### Records for this exercise ###

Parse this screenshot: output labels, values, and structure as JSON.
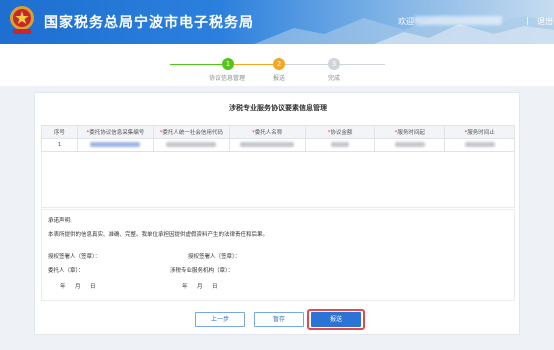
{
  "header": {
    "title": "国家税务总局宁波市电子税务局",
    "welcome": "欢迎",
    "separator": "|",
    "exit": "退出"
  },
  "steps": [
    {
      "num": "1",
      "label": "协议信息管理",
      "state": "done"
    },
    {
      "num": "2",
      "label": "报送",
      "state": "current"
    },
    {
      "num": "3",
      "label": "完成",
      "state": "pending"
    }
  ],
  "card": {
    "title": "涉税专业服务协议要素信息管理",
    "columns": [
      {
        "label": "序号",
        "required": false
      },
      {
        "label": "委托协议信息采集编号",
        "required": true
      },
      {
        "label": "委托人统一社会信用代码",
        "required": true
      },
      {
        "label": "委托人名称",
        "required": true
      },
      {
        "label": "协议金额",
        "required": true
      },
      {
        "label": "服务时间起",
        "required": true
      },
      {
        "label": "服务时间止",
        "required": true
      }
    ],
    "rows": [
      {
        "index": "1"
      }
    ]
  },
  "pledge": {
    "heading": "承诺声明:",
    "statement": "本表所提供的信息真实、准确、完整。我单位承担因提供虚假资料产生的法律责任和后果。",
    "left_signer": "授权签署人（签章）：",
    "right_signer": "授权签署人（签章）：",
    "principal": "委托人（章）：",
    "agency": "涉税专业服务机构（章）：",
    "year": "年",
    "month": "月",
    "day": "日"
  },
  "buttons": {
    "prev": "上一步",
    "save": "暂存",
    "submit": "报送"
  },
  "colors": {
    "header_blue": "#1e6fd0",
    "step_done": "#52c41a",
    "step_current": "#f5a623",
    "step_pending": "#cfd4da",
    "primary": "#2b73d4",
    "highlight": "#e14b4b"
  }
}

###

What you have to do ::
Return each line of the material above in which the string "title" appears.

Task answer ::
    "title": "国家税务总局宁波市电子税务局",
    "title": "涉税专业服务协议要素信息管理",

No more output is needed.